Angels help make holiday wishes come true

By on December 4, 2003

The Angel Tree took root approximately one year ago when David Blanchard, a senior production major, developed the idea of bringing an Angel Tree to the Quinnipiac campus after reading an article in the New Haven Register.

As Blanchard patiently waited in line at the bookstore, he opened the Register and read about left-over angels on Salvation Army Angel Trees.

The little angels each listed the age, size, name and preferred gift for Christmas of a less fortunate child from the Greater New Haven area.

With that small seed, “the idea of bringing a tree to campus so that students would be able to help the community” came to mind.

Blanchard called Captain Robin Maddock, a person affiliated with the New Haven branch of the Salvation Army and inquired about “helping with donations. I told her about Quinnipiac’s 8,000 students, faculty and staff and asked how I could help.”

Blanchard said, “a few weeks ago, [Maddock] called about getting started at Quinnipiac” and the process was in motion of bringing an Angel Tree to campus.

Soon after the phone call, Blanchard and his girlfriend, Jocelyn DeBlois, a sophomore public relations major, went to the Salvation Army and picked up the Christmas tree that is currently in the Student Center as well fifty angel tags, each with the name of a particular needy child who lived in the Greater New Haven area. However, at this point, neither DeBlois nor Blanchard had received permissions from Quinnipiac to put up the tree and begin their collection.

Because they were responsible for fulfilling the dreams of fifty needy children, Blanchard and DeBlois contacted David Ives, the executive director of the Schweitzer Institute. Blanchard had him as a professor in the past making him a valuable contact “to get through the red tape.”

Without any problems, the Schweitzer Institute signed off on the project truly helping the Angel Tree to take root on the campus.

Blanchard said that all the children whose names appear on the Angel Tree are in the Greater New Haven area.

“There is a lot of poverty in New Haven,” she said, “and there are a lot of kids who have nothing.”

Having done a community service project last year “and seeing how the kids were living, I realize how totally ridiculous the conditions the kids are living in are,” he said.

Blanchard believes his performing service helped make the project “more exciting.”

DeBlois said that “when David told me about the idea, I thought it was a great idea.” She said that she believes that “most Quinnipiac kids are willing to donate but don’t have a way to do so,” she believes that the Angel Tree provides such a way.

The week prior to Thanksgiving recess, the angel tags were placed on the tree and Blanchard, DeBlois and a few volunteers staffed the tree and helped students find young children to purchase gifts for. By the third day, Wednesday, all 50 tags had been taken by students.

More tags were arranged on the Angel Tree following the break and have been there since Monday. Blanchard’s personal goal is to have 100 gifts purchased for 100 students. Gifts are due back at the Angel Tree by Dec. 12, according to him.

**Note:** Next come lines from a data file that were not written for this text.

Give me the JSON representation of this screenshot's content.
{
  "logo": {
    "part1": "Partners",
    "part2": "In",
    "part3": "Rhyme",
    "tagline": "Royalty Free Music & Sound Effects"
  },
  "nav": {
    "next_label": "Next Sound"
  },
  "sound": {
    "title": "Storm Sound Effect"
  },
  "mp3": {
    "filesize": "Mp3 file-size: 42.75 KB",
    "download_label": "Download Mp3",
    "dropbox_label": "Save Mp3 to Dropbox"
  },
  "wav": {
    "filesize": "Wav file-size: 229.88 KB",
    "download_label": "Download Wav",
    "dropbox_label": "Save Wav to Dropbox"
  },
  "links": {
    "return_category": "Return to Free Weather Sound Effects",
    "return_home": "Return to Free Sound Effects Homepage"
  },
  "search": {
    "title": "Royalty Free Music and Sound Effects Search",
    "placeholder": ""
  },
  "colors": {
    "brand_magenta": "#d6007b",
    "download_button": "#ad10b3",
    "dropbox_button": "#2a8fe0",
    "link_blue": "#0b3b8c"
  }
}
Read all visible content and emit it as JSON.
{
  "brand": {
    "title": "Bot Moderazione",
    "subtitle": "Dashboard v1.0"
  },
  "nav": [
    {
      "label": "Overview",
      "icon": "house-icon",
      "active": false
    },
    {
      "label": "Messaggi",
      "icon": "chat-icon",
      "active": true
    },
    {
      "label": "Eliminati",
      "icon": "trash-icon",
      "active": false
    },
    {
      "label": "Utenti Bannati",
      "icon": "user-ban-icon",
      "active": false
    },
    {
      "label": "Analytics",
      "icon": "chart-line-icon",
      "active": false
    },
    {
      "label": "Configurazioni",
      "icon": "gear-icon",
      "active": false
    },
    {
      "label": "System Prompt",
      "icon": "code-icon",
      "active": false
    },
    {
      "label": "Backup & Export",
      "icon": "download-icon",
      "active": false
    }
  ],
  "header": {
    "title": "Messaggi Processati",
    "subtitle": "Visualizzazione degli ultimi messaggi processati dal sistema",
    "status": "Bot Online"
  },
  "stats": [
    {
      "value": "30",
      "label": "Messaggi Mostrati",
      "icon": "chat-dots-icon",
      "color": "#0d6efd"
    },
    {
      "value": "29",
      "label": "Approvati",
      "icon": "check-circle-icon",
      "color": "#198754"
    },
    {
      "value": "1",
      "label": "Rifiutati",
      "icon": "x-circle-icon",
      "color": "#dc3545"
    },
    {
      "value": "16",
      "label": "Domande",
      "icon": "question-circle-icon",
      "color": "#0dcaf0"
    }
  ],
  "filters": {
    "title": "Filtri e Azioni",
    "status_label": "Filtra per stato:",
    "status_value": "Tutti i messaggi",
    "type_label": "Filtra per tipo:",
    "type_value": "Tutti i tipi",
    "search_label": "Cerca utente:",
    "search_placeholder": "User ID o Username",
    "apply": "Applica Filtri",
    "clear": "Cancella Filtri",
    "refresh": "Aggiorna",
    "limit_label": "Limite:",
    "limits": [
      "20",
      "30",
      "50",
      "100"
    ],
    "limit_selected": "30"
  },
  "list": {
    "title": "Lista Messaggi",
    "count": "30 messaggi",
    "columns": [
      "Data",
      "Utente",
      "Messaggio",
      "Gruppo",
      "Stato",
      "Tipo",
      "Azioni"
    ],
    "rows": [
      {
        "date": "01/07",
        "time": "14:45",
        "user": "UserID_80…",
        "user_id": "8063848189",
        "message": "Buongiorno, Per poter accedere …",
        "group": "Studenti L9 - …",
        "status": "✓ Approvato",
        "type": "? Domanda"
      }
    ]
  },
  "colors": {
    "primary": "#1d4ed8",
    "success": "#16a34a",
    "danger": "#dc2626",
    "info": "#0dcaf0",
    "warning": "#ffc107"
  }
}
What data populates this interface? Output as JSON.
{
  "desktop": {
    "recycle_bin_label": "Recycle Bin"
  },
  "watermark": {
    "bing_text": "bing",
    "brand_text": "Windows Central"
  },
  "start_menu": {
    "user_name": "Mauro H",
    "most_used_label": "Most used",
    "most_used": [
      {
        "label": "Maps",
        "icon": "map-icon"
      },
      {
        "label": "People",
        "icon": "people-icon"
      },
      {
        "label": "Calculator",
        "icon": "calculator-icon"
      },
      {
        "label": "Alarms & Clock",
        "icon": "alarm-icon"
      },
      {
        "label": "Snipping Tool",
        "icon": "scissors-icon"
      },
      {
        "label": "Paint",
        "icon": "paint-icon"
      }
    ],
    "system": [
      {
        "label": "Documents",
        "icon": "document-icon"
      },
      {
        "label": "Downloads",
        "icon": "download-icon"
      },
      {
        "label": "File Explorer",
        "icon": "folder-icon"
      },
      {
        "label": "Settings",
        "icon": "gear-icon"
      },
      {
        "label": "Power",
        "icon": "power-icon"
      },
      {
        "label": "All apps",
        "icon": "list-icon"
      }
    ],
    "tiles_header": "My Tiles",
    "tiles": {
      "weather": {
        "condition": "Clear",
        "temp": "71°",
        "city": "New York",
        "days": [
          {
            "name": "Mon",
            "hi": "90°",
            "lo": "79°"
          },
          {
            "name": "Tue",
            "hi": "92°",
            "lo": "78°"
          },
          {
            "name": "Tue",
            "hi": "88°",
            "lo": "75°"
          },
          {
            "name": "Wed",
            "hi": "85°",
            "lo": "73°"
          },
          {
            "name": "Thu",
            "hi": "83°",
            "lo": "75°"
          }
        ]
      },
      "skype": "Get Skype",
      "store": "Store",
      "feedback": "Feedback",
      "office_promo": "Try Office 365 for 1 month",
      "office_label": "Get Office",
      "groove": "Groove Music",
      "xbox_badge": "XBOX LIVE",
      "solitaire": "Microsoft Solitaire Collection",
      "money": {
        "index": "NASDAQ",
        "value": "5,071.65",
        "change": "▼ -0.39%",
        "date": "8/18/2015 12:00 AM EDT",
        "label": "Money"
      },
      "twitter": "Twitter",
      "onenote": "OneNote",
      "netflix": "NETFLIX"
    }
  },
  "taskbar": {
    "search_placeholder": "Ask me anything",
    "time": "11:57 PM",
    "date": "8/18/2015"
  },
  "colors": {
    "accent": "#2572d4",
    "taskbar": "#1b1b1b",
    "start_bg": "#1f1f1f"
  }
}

Blanchard said that “Jocelyn takes a lot of weight off of my shoulders” and is very thankful for Ives, DeBlois and a few other students who helped to make the project a reality. He said “Jocelyn is the voice of reason.”

Blanchard said “for those who drop the ball” and fail to bring gifts for the children on the tags that they had taken, clubs will be asked to donate money to help ensure that all children will receive a Christmas gift. However, Blanchard did say, “The people seem pretty responsible.”

He said that if students cannot pick up a tag with a child’s name on it and would still like to help out with the “grassroots” project, they could donate cash or even volunteer their time to man the table in front of the tree. He said that “some days Jocelyn and I will have to sit at the tree for four or more hours.”

The Angel Tree is located in across from HUB Bank on the first floor of the Student Center.


About Jamie DeLoma